In full and unchanged, set down the entries that follow, with no images.
Dataset entries START
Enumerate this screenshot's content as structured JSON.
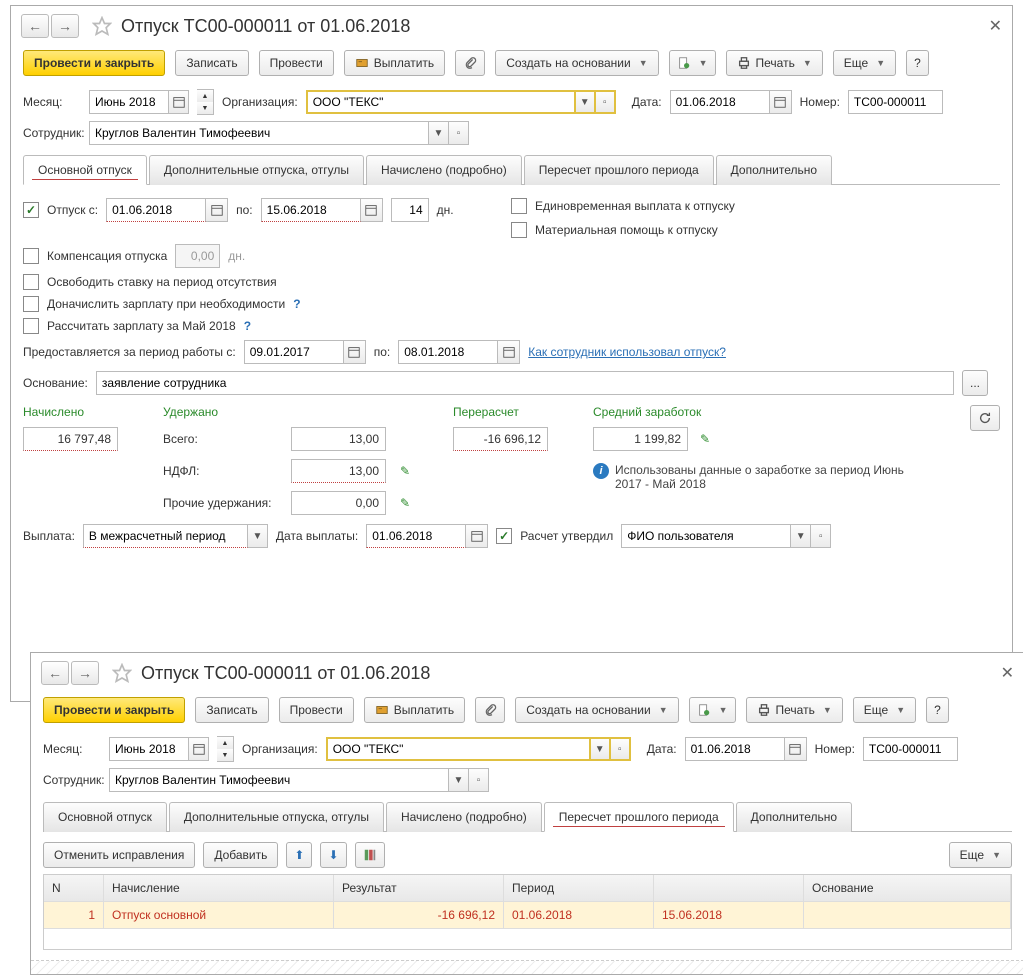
{
  "title": "Отпуск ТС00-000011 от 01.06.2018",
  "toolbar": {
    "post_close": "Провести и закрыть",
    "save": "Записать",
    "post": "Провести",
    "pay": "Выплатить",
    "create_based": "Создать на основании",
    "print": "Печать",
    "more": "Еще",
    "help": "?"
  },
  "header": {
    "month_lbl": "Месяц:",
    "month_val": "Июнь 2018",
    "org_lbl": "Организация:",
    "org_val": "ООО \"ТЕКС\"",
    "date_lbl": "Дата:",
    "date_val": "01.06.2018",
    "num_lbl": "Номер:",
    "num_val": "ТС00-000011",
    "emp_lbl": "Сотрудник:",
    "emp_val": "Круглов Валентин Тимофеевич"
  },
  "tabs": {
    "t1": "Основной отпуск",
    "t2": "Дополнительные отпуска, отгулы",
    "t3": "Начислено (подробно)",
    "t4": "Пересчет прошлого периода",
    "t5": "Дополнительно"
  },
  "main_tab": {
    "leave_lbl": "Отпуск  c:",
    "from": "01.06.2018",
    "to_lbl": "по:",
    "to": "15.06.2018",
    "days": "14",
    "days_lbl": "дн.",
    "lump_sum": "Единовременная выплата к отпуску",
    "mat_help": "Материальная помощь к отпуску",
    "comp_lbl": "Компенсация отпуска",
    "comp_val": "0,00",
    "comp_days": "дн.",
    "free_rate": "Освободить ставку на период отсутствия",
    "add_salary": "Доначислить зарплату при необходимости",
    "calc_salary": "Рассчитать зарплату за Май 2018",
    "period_lbl": "Предоставляется за период работы с:",
    "period_from": "09.01.2017",
    "period_to_lbl": "по:",
    "period_to": "08.01.2018",
    "how_used": "Как сотрудник использовал отпуск?",
    "reason_lbl": "Основание:",
    "reason_val": "заявление сотрудника",
    "accrued_lbl": "Начислено",
    "accrued_val": "16 797,48",
    "withheld_lbl": "Удержано",
    "total_lbl": "Всего:",
    "total_val": "13,00",
    "ndfl_lbl": "НДФЛ:",
    "ndfl_val": "13,00",
    "other_lbl": "Прочие удержания:",
    "other_val": "0,00",
    "recalc_lbl": "Перерасчет",
    "recalc_val": "-16 696,12",
    "avg_lbl": "Средний заработок",
    "avg_val": "1 199,82",
    "info_text": "Использованы данные о заработке за период Июнь 2017 - Май 2018",
    "payout_lbl": "Выплата:",
    "payout_val": "В межрасчетный период",
    "payout_date_lbl": "Дата выплаты:",
    "payout_date": "01.06.2018",
    "approved_lbl": "Расчет утвердил",
    "approved_by": "ФИО пользователя"
  },
  "recalc_tab": {
    "cancel_fix": "Отменить исправления",
    "add": "Добавить",
    "more": "Еще",
    "col_n": "N",
    "col_accrual": "Начисление",
    "col_result": "Результат",
    "col_period": "Период",
    "col_reason": "Основание",
    "rows": [
      {
        "n": "1",
        "accrual": "Отпуск основной",
        "result": "-16 696,12",
        "period_from": "01.06.2018",
        "period_to": "15.06.2018",
        "reason": ""
      }
    ]
  }
}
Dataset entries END
» **Result**
Enumerate this screenshot's content as structured JSON.
{
  "title": "Отпуск ТС00-000011 от 01.06.2018",
  "toolbar": {
    "post_close": "Провести и закрыть",
    "save": "Записать",
    "post": "Провести",
    "pay": "Выплатить",
    "create_based": "Создать на основании",
    "print": "Печать",
    "more": "Еще",
    "help": "?"
  },
  "header": {
    "month_lbl": "Месяц:",
    "month_val": "Июнь 2018",
    "org_lbl": "Организация:",
    "org_val": "ООО \"ТЕКС\"",
    "date_lbl": "Дата:",
    "date_val": "01.06.2018",
    "num_lbl": "Номер:",
    "num_val": "ТС00-000011",
    "emp_lbl": "Сотрудник:",
    "emp_val": "Круглов Валентин Тимофеевич"
  },
  "tabs": {
    "t1": "Основной отпуск",
    "t2": "Дополнительные отпуска, отгулы",
    "t3": "Начислено (подробно)",
    "t4": "Пересчет прошлого периода",
    "t5": "Дополнительно"
  },
  "main_tab": {
    "leave_lbl": "Отпуск  c:",
    "from": "01.06.2018",
    "to_lbl": "по:",
    "to": "15.06.2018",
    "days": "14",
    "days_lbl": "дн.",
    "lump_sum": "Единовременная выплата к отпуску",
    "mat_help": "Материальная помощь к отпуску",
    "comp_lbl": "Компенсация отпуска",
    "comp_val": "0,00",
    "comp_days": "дн.",
    "free_rate": "Освободить ставку на период отсутствия",
    "add_salary": "Доначислить зарплату при необходимости",
    "calc_salary": "Рассчитать зарплату за Май 2018",
    "period_lbl": "Предоставляется за период работы с:",
    "period_from": "09.01.2017",
    "period_to_lbl": "по:",
    "period_to": "08.01.2018",
    "how_used": "Как сотрудник использовал отпуск?",
    "reason_lbl": "Основание:",
    "reason_val": "заявление сотрудника",
    "accrued_lbl": "Начислено",
    "accrued_val": "16 797,48",
    "withheld_lbl": "Удержано",
    "total_lbl": "Всего:",
    "total_val": "13,00",
    "ndfl_lbl": "НДФЛ:",
    "ndfl_val": "13,00",
    "other_lbl": "Прочие удержания:",
    "other_val": "0,00",
    "recalc_lbl": "Перерасчет",
    "recalc_val": "-16 696,12",
    "avg_lbl": "Средний заработок",
    "avg_val": "1 199,82",
    "info_text": "Использованы данные о заработке за период Июнь 2017 - Май 2018",
    "payout_lbl": "Выплата:",
    "payout_val": "В межрасчетный период",
    "payout_date_lbl": "Дата выплаты:",
    "payout_date": "01.06.2018",
    "approved_lbl": "Расчет утвердил",
    "approved_by": "ФИО пользователя"
  },
  "recalc_tab": {
    "cancel_fix": "Отменить исправления",
    "add": "Добавить",
    "more": "Еще",
    "col_n": "N",
    "col_accrual": "Начисление",
    "col_result": "Результат",
    "col_period": "Период",
    "col_reason": "Основание",
    "rows": [
      {
        "n": "1",
        "accrual": "Отпуск основной",
        "result": "-16 696,12",
        "period_from": "01.06.2018",
        "period_to": "15.06.2018",
        "reason": ""
      }
    ]
  }
}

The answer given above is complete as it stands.